At the 1980 Democratic National Convention in New York, Senator Ted Kennedy, a Democrat from Massachusetts, gave a speech after his defeat to Jimmy Carter in the running for president. The rhetoric was intertwined liberalism. Kennedy criticized the Republicans and Ronald Reagan for their ideas, which he said were from the past (today the past looks much better than the near future in light of Joe Biden And the Democrats).
Part of his concluding line would be helpful for Republicans today to consider following the abbreviation Trump card Era. Kennedy said, “The work continues, the cause remains, hope is still alive, and the dream will never die.”
Trump has heavily contributed to the Republican Party, giving the party the backbone that seemed out of place after the Reagan years. He also reminded people that conservative ideas are working, including tax cuts, reduced regulations and constitutional judges.
Add to these important achievements that the Trump administration brokered four peace agreements in the Middle East that no one thought was possible, let alone the possibility of achieving it, and many “experts” said that developing a vaccine for the Coronavirus was not possible by the end of the year.
With Trump leaving office, where will the Republicans go in 2024?
The president hinted that he might run again within four years. If he wins, he and his supporters will enjoy a beautiful revenge. But does he have to be a candidate? As much as he did to the party and the country, should Republicans put all their faith and trust in him?
Much may depend on President-elect Biden’s performance in office. Biden will almost certainly not seek a second term when he turns 82.
Last August, Trump was questioned at a White House press conference about opinion polls that showed his popularity waning. When asked to clarify, he replied, “Nobody loves me. It can only be my character. That’s it.” It was a rare moment of transparency for him.
There are still remnants of the ancient values that my grandparents’ generation embraced and tried to inculcate in their grandchildren. No one was belittling others, belittling them, talking to others, or naming them. Trump has consistently ignored this advice. While many Americans still supported him, and those who voted for him far outnumbered any other Republican presidential candidate, or incumbent president, that was not enough.
The reason could only be his personality.
Most Americans expect a certain amount of dignity that stems from the person who temporarily occupies our highest position. Could Trump have achieved it all without insults? I think so. At a minimum, he might have recreated a quote from a guy who knows a lot about enemies, all of them local.
I have referred to Abraham Lincoln’s first inaugural address before, but it is worth remembering, and even memorizing. At the dawn of the Civil War, Lincoln said: “We are not enemies, but we are friends. We must not be enemies. Although the emotion may have soured, you must not sever our bonds of affection. By the best angels of our nature. “

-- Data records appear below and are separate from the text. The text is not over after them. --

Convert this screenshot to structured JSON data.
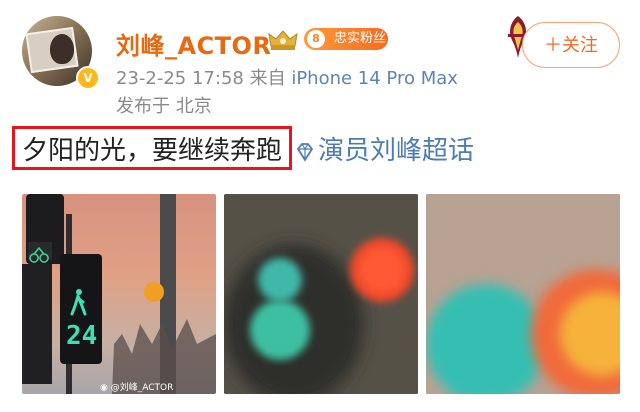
{
  "user": {
    "name": "刘峰_ACTOR",
    "fan_badge_level": "8",
    "fan_badge_text": "忠实粉丝",
    "verified_mark": "V"
  },
  "follow_button": {
    "label": "＋关注"
  },
  "meta": {
    "time": "23-2-25 17:58",
    "source_prefix": "来自",
    "device": "iPhone 14 Pro Max",
    "location": "发布于 北京"
  },
  "post": {
    "text": "夕阳的光，要继续奔跑",
    "topic": "演员刘峰超话"
  },
  "images": {
    "traffic_light_number": "24",
    "watermark": "@刘峰_ACTOR"
  },
  "colors": {
    "username": "#e86a10",
    "highlight_box": "#e5161f",
    "topic_link": "#4f7bb5",
    "follow_border": "#f7a277"
  },
  "icons": [
    "verified-icon",
    "crown-icon",
    "diamond-icon",
    "team-logo-icon",
    "weibo-icon"
  ]
}
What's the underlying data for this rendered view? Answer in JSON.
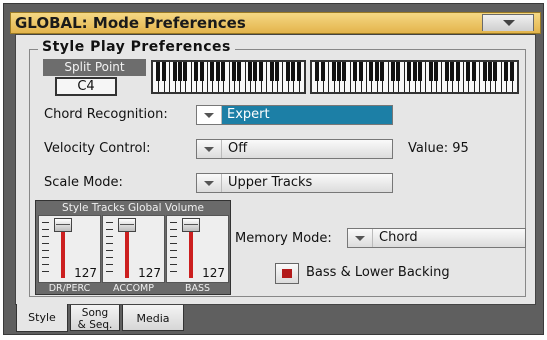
{
  "window": {
    "title": "GLOBAL: Mode Preferences"
  },
  "group": {
    "title": "Style Play Preferences"
  },
  "split_point": {
    "label": "Split Point",
    "value": "C4"
  },
  "chord_recognition": {
    "label": "Chord Recognition:",
    "value": "Expert"
  },
  "velocity_control": {
    "label": "Velocity Control:",
    "value": "Off",
    "readout": "Value: 95"
  },
  "scale_mode": {
    "label": "Scale Mode:",
    "value": "Upper Tracks"
  },
  "mixer": {
    "title": "Style Tracks Global Volume",
    "channels": [
      {
        "name": "DR/PERC",
        "volume": "127"
      },
      {
        "name": "ACCOMP",
        "volume": "127"
      },
      {
        "name": "BASS",
        "volume": "127"
      }
    ]
  },
  "memory_mode": {
    "label": "Memory Mode:",
    "value": "Chord"
  },
  "bass_lower_backing": {
    "label": "Bass & Lower Backing",
    "checked": true
  },
  "tabs": [
    {
      "label": "Style",
      "active": true
    },
    {
      "label": "Song",
      "label2": "& Seq.",
      "active": false
    },
    {
      "label": "Media",
      "active": false
    }
  ],
  "colors": {
    "title_bar": "#e9c05c",
    "selection": "#1c7fa6",
    "checkbox_mark": "#b31b1b",
    "fader_track": "#cc1f1f"
  }
}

Could such a position give President Trump a second term? He may have swung enough votes for him from the people who place high value on deportation.

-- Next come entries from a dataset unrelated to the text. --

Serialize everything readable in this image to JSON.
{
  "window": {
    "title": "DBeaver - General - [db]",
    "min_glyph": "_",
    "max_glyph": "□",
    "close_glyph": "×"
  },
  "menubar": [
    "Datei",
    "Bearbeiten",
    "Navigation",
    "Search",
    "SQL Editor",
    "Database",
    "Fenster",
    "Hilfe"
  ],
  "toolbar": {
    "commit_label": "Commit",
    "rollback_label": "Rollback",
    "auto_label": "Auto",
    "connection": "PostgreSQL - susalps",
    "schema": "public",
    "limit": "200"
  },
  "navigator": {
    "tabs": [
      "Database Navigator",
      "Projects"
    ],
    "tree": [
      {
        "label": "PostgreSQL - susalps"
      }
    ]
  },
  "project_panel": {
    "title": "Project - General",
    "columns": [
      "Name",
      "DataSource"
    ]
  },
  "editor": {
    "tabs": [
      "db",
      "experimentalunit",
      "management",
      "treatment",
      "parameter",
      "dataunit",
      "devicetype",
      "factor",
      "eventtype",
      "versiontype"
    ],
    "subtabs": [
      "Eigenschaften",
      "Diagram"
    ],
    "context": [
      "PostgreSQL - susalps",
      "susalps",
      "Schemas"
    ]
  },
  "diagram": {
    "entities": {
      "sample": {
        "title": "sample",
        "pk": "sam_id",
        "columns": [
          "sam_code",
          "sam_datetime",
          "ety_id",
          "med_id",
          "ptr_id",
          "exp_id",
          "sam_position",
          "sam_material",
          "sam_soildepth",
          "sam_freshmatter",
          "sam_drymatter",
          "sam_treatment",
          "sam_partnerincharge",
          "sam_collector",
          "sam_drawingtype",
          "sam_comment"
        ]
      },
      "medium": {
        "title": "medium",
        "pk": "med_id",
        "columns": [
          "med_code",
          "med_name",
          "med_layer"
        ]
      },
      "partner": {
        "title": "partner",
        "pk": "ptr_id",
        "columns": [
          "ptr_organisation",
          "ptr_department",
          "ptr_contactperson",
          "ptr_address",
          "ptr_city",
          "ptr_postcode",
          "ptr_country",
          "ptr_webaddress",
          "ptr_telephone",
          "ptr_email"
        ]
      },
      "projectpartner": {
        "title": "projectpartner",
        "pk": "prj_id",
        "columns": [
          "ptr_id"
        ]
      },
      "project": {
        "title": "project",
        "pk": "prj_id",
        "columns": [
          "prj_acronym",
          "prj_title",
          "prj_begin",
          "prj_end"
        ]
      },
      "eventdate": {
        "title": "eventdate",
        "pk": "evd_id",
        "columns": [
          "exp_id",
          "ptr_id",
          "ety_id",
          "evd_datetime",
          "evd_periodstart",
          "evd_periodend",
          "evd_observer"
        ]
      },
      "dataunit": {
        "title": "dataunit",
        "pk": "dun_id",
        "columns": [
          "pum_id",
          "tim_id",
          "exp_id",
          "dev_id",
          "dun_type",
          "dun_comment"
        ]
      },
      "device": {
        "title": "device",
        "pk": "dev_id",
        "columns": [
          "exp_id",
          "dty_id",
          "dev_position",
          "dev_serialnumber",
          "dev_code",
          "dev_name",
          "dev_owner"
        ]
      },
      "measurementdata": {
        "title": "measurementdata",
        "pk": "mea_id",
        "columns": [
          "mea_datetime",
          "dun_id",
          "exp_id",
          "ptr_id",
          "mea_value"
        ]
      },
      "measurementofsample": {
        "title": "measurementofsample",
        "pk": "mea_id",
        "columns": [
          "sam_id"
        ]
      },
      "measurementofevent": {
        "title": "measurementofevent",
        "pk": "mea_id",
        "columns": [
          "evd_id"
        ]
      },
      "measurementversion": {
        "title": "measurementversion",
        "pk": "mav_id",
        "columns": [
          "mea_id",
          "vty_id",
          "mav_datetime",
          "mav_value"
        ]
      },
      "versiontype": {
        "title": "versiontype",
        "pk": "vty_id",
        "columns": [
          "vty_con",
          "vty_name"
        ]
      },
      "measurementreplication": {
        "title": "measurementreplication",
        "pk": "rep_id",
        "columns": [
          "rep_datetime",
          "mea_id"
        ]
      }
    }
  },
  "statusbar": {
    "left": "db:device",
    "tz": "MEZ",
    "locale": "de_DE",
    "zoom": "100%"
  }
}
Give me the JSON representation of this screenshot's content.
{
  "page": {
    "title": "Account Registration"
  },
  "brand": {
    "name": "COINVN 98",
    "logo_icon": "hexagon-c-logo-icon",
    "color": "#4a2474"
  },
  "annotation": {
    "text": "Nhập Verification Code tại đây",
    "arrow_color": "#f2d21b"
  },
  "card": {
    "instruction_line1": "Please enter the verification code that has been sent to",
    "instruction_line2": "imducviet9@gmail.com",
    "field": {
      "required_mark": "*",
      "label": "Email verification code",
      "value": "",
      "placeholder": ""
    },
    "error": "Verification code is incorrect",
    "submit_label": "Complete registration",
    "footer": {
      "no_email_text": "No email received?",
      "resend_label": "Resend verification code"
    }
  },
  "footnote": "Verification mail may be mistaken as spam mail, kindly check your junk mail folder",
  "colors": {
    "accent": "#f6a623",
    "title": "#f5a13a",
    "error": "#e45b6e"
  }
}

Republicans can continue to embrace Trump’s policies while standing behind someone without their luggage. Who might this be? My opinion of the ideal candidate is Vice President Mike Pence, who was loyal to the President without calling him titles, while preserving his personality, dignity, Christian faith and kindness.

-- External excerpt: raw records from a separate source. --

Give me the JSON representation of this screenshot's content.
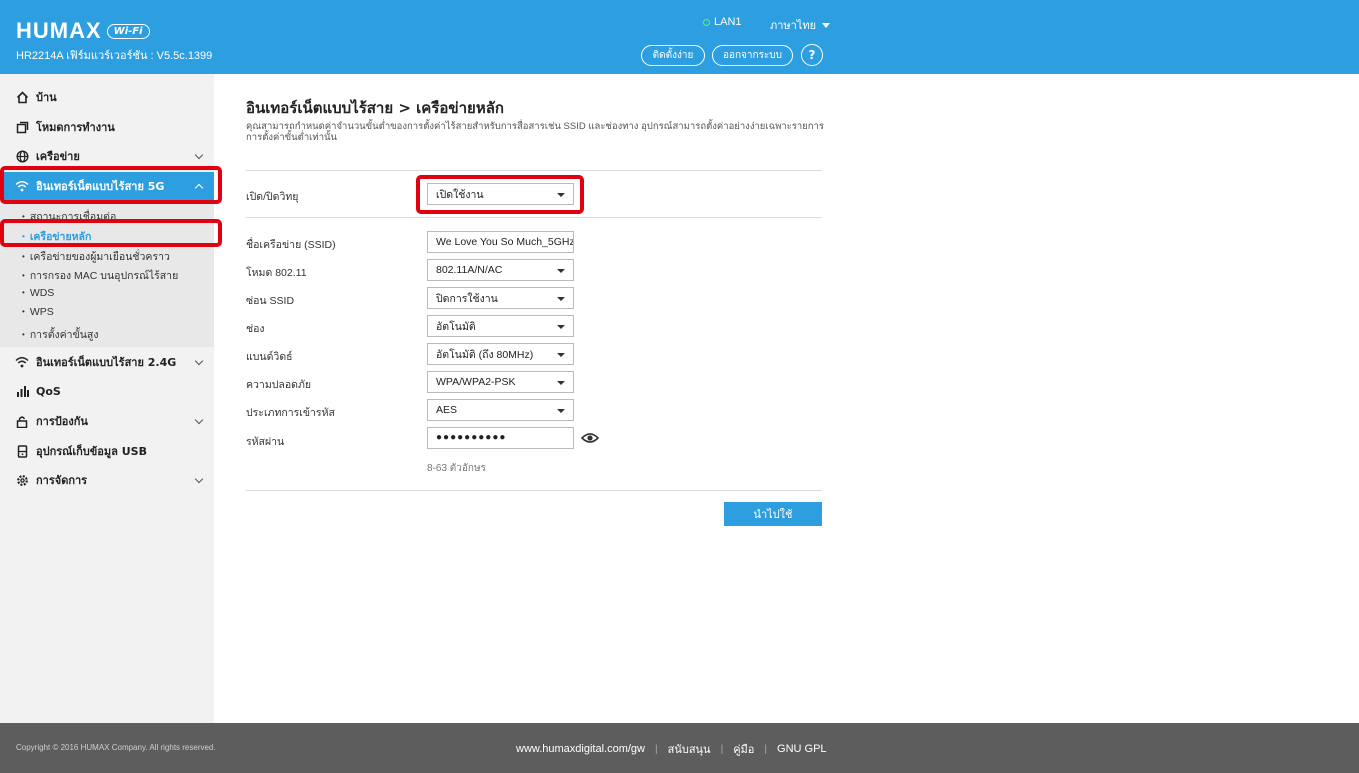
{
  "header": {
    "brand": "HUMAX",
    "brand_badge": "Wi-Fi",
    "model_line": "HR2214A เฟิร์มแวร์เวอร์ชัน : V5.5c.1399",
    "lan_status": "LAN1",
    "language": "ภาษาไทย",
    "easy_setup": "ติดตั้งง่าย",
    "logout": "ออกจากระบบ",
    "help": "?"
  },
  "sidebar": {
    "items": [
      {
        "label": "บ้าน",
        "icon": "home-icon"
      },
      {
        "label": "โหมดการทำงาน",
        "icon": "mode-icon"
      },
      {
        "label": "เครือข่าย",
        "icon": "globe-icon"
      },
      {
        "label": "อินเทอร์เน็ตแบบไร้สาย 5G",
        "icon": "wifi-icon"
      },
      {
        "label": "อินเทอร์เน็ตแบบไร้สาย 2.4G",
        "icon": "wifi-icon"
      },
      {
        "label": "QoS",
        "icon": "bar-chart-icon"
      },
      {
        "label": "การป้องกัน",
        "icon": "lock-icon"
      },
      {
        "label": "อุปกรณ์เก็บข้อมูล USB",
        "icon": "usb-storage-icon"
      },
      {
        "label": "การจัดการ",
        "icon": "gear-icon"
      }
    ],
    "sub_items": [
      "สถานะการเชื่อมต่อ",
      "เครือข่ายหลัก",
      "เครือข่ายของผู้มาเยือนชั่วคราว",
      "การกรอง MAC บนอุปกรณ์ไร้สาย",
      "WDS",
      "WPS",
      "การตั้งค่าขั้นสูง"
    ],
    "accent_color": "#2d9ee0"
  },
  "main": {
    "title": "อินเทอร์เน็ตแบบไร้สาย > เครือข่ายหลัก",
    "description": "คุณสามารถกำหนดค่าจำนวนขั้นต่ำของการตั้งค่าไร้สายสำหรับการสื่อสารเช่น SSID และช่องทาง อุปกรณ์สามารถตั้งค่าอย่างง่ายเฉพาะรายการการตั้งค่าขั้นต่ำเท่านั้น",
    "radio": {
      "label": "เปิด/ปิดวิทยุ",
      "value": "เปิดใช้งาน"
    },
    "fields": {
      "ssid": {
        "label": "ชื่อเครือข่าย (SSID)",
        "value": "We Love You So Much_5GHz"
      },
      "mode": {
        "label": "โหมด 802.11",
        "value": "802.11A/N/AC"
      },
      "hide_ssid": {
        "label": "ซ่อน SSID",
        "value": "ปิดการใช้งาน"
      },
      "channel": {
        "label": "ช่อง",
        "value": "อัตโนมัติ"
      },
      "bandwidth": {
        "label": "แบนด์วิดธ์",
        "value": "อัตโนมัติ (ถึง 80MHz)"
      },
      "security": {
        "label": "ความปลอดภัย",
        "value": "WPA/WPA2-PSK"
      },
      "encryption": {
        "label": "ประเภทการเข้ารหัส",
        "value": "AES"
      },
      "password": {
        "label": "รหัสผ่าน",
        "value": "●●●●●●●●●●"
      }
    },
    "password_hint": "8-63 ตัวอักษร",
    "apply": "นำไปใช้"
  },
  "footer": {
    "copyright": "Copyright © 2016 HUMAX Company. All rights reserved.",
    "links": [
      "www.humaxdigital.com/gw",
      "สนับสนุน",
      "คู่มือ",
      "GNU GPL"
    ],
    "separator": "|"
  }
}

Republicans could do much worse than a penny, but not much better.